On March 1, 1943, he reported to Karlsruhe train station to be transported to the Auschwitz concentration camp for what the Nazis called “employment of labour in the East”.
His daughter Esther accompanied him to the station. “It is one of my worst memories,” she wrote afterwards. “It was a lovely day; to this day I don’t understand how the sun could have been shining. We didn’t believe that we would never see him again.
“That night, we, mother, my brother and I, all woke up simultaneously. At the same moment, we all thought: something has happened. My father never thought that the Germans would be able to do something to him. He couldn’t imagine that they would do something to a soldier at the front and a footballer in the national team. He was connected to Germany, he was pro-Germany, as was his brother.”

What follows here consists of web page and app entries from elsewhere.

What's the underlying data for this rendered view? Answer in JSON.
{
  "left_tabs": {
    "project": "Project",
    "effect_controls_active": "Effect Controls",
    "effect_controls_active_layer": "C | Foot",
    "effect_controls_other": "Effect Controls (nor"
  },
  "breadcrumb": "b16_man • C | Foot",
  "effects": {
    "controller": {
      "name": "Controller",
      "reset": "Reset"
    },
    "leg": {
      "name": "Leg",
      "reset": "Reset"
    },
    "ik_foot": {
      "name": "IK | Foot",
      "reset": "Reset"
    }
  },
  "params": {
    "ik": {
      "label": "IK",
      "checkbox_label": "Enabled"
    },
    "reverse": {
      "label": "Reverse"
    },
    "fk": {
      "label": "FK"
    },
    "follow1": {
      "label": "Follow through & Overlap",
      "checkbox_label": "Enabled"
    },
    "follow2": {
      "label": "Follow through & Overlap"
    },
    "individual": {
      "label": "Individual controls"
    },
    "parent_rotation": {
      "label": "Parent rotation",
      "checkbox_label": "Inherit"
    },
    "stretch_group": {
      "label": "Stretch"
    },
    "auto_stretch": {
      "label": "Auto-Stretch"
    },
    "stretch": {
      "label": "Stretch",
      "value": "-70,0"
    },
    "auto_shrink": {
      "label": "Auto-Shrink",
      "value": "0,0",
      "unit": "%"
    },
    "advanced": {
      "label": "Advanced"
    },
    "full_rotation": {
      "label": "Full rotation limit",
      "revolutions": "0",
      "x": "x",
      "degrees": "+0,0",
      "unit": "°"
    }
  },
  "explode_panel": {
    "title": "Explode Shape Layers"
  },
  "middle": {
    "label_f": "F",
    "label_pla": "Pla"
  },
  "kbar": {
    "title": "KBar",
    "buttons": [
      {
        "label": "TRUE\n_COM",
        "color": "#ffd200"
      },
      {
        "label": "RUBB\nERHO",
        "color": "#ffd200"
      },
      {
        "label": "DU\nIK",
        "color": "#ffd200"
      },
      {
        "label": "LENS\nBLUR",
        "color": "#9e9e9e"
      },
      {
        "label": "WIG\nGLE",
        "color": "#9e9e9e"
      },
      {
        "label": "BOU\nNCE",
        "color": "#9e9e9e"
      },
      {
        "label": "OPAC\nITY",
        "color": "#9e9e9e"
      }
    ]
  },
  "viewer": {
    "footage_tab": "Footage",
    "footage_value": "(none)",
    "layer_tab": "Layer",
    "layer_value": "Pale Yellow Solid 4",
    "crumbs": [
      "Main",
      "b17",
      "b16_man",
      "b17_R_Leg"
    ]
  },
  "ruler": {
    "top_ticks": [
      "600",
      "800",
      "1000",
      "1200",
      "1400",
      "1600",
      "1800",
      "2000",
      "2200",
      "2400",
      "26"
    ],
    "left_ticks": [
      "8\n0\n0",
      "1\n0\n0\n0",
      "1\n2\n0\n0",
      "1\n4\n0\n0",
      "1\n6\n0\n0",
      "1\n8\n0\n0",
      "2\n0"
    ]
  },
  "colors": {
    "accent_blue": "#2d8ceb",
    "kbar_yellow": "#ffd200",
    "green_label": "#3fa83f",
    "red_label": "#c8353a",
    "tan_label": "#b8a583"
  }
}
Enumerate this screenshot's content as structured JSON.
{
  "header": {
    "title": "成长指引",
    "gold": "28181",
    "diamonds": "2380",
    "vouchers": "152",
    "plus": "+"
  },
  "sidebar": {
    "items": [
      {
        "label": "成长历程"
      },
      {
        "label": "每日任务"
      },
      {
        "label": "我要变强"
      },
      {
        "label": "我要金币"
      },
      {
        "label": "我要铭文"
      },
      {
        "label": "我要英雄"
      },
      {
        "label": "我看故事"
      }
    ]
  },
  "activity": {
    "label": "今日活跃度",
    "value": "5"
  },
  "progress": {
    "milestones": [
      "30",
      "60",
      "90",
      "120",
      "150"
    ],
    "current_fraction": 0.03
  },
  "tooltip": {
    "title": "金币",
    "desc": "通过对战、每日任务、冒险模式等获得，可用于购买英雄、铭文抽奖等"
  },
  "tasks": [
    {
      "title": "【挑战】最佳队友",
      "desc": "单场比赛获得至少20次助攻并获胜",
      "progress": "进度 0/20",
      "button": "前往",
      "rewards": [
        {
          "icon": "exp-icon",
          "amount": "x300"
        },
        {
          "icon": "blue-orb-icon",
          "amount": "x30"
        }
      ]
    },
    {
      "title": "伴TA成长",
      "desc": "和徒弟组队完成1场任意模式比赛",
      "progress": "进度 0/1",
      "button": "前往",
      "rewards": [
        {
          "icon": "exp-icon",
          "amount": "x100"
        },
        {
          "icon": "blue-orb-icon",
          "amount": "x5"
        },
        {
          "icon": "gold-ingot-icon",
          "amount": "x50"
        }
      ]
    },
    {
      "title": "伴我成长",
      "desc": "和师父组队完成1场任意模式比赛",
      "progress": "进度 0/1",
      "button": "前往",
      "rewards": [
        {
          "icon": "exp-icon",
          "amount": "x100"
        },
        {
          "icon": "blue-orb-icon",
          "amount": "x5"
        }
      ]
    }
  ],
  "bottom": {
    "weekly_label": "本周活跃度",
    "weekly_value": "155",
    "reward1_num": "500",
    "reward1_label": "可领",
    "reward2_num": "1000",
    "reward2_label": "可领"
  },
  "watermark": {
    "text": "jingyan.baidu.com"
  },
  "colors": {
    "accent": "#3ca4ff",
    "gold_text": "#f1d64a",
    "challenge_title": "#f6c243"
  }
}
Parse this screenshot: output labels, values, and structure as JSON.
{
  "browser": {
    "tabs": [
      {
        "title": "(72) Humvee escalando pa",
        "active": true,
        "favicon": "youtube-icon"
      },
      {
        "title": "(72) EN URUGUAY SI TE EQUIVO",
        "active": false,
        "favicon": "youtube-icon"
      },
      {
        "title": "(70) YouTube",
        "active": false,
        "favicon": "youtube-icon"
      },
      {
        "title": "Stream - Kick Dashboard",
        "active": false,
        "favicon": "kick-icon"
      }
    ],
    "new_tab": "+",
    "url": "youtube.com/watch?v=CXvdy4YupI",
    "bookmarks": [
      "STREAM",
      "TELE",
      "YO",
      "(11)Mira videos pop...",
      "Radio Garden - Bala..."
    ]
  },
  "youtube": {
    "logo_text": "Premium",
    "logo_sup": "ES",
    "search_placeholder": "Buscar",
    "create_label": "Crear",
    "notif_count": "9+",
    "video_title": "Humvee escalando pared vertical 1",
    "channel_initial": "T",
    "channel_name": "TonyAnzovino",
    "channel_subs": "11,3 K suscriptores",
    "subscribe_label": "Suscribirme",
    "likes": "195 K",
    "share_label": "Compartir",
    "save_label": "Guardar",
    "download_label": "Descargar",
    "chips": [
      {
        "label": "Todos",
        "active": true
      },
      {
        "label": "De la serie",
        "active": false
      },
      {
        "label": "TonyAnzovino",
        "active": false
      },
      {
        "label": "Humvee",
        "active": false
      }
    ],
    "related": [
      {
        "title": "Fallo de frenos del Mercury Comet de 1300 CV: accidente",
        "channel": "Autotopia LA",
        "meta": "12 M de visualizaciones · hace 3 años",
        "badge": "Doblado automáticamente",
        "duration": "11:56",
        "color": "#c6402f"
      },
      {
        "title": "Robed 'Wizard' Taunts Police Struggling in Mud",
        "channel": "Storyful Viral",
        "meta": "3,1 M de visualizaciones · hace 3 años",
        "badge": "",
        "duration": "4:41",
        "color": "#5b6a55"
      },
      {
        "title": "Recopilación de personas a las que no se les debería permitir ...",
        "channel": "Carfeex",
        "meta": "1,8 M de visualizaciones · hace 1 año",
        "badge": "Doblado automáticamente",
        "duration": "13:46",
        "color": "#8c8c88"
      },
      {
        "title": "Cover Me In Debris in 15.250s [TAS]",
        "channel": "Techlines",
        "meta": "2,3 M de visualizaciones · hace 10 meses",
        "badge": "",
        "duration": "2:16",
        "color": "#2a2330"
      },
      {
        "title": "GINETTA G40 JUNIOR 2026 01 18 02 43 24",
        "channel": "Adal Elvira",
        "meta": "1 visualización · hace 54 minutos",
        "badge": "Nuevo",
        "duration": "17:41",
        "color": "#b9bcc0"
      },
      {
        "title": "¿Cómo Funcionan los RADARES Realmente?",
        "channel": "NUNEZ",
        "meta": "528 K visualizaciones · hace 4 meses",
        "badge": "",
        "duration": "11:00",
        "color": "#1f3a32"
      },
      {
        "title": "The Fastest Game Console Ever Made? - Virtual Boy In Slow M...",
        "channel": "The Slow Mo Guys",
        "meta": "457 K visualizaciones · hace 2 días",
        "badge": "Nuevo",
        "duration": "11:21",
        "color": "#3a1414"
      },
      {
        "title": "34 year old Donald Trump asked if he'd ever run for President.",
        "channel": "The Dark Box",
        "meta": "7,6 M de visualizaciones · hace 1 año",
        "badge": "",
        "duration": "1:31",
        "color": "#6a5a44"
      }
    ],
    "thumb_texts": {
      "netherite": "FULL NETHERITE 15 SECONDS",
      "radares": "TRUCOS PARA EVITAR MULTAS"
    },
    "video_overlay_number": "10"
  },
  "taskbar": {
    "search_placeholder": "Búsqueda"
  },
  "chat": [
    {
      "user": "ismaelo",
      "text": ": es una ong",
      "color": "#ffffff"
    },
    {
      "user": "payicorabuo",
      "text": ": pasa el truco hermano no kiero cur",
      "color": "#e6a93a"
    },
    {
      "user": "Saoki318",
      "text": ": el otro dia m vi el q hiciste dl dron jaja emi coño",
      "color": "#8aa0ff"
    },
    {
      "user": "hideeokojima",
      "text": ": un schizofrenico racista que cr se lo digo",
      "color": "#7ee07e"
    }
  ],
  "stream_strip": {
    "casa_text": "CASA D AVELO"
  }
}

“It was so humiliating for him to perform forced labour in Karlsruhe. He was a good man, always so understanding. I loved him very much, and I’m still grateful to him for his affection.”
Two days later, Hirsch sent a letter to Esther for her 15th birthday, believed to be from a stop at Dortmund en route to Auschwitz. He wrote: “My darling, I am very well, and I arrived safely. I will [eventually] reach Upper Silesia, [and will] still [be] in Germany. Greetings and kisses, Juler [Julius].”
This was the last the family ever heard from Hirsch, who is believed to have died in Auschwitz, although there was no record of him having reached the camp. It is thought he might have been gassed as soon as his train arrived without being officially registered. In January 1950, a German court declared him dead and set his date of death as May 8, 1945, when he would have been 53 years old.
Hirsch’s legacy lives on
In February 1945, his two children — defined by the Nazis as “Mischling”, a pejorative term used by them to describe people who were of a mixed race or not fully “Aryan” — were deported to the Theresienstadt concentration camp in what is today the Czech Republic. They survived until the camp was liberated by the Soviet Red Army in May of that year. His wife Ellen also survived and after the war changed her name back to Hirsch.
Hirsch’s former teammate Fuchs avoided the fate of his one-time goal-scoring ally by escaping to Switzerland and France before settling in Canada, where he died at the age of 82 in 1972.
Forderer, their other teammate who was not Jewish, followed a very different path. He joined the Nazi party in 1942 and would go on to coach various football teams, including one comprised of members of the Third SS Death-Head unit that ran the Buchenwald concentration camp and who were responsible for the deaths of 56,000 people.
By then, Hirsh had already been airbrushed out of history. In 1939, when the German football magazine Kicker produced an edition listing all the players who had ever played for the national team, Hirsh and Fuchs — with 13 games and 17 goals between them — were not mentioned.
It was not until the 1990s that their achievements began to earn greater recognition. In 1998, the sport hall at Ludwig-Marum school in Pfinztal-Berghausen was named after Hirsch, and in 2014, Karlsruhe city council named a street after Hirsch and a square after Fuchs in the shadow of the stadium where they had played together more than a century earlier.
In 2005, the German Football Federation (DFB) launched the Julius Hirsch Prize, which is awarded each year to an individual, club or campaign that shows a commitment to democracy and human dignity, and opposition to anti-Semitism and racism. Hirsch’s grandson Andreas Hirsch sits on the jury for the award.
“Julius Hirsch had been a national hero, but from one day to the next, was treated like an insect,” Theo Zwanziger, the then-president of the DFB, said in 2005. “We want to come to terms with our past and not just brush over all of this.”
Over at Stamford Bridge, it is clear that Hirsch is no longer remembered just as a “national hero”. A genocidal regime killed him 77 years ago. It could not kill his legacy.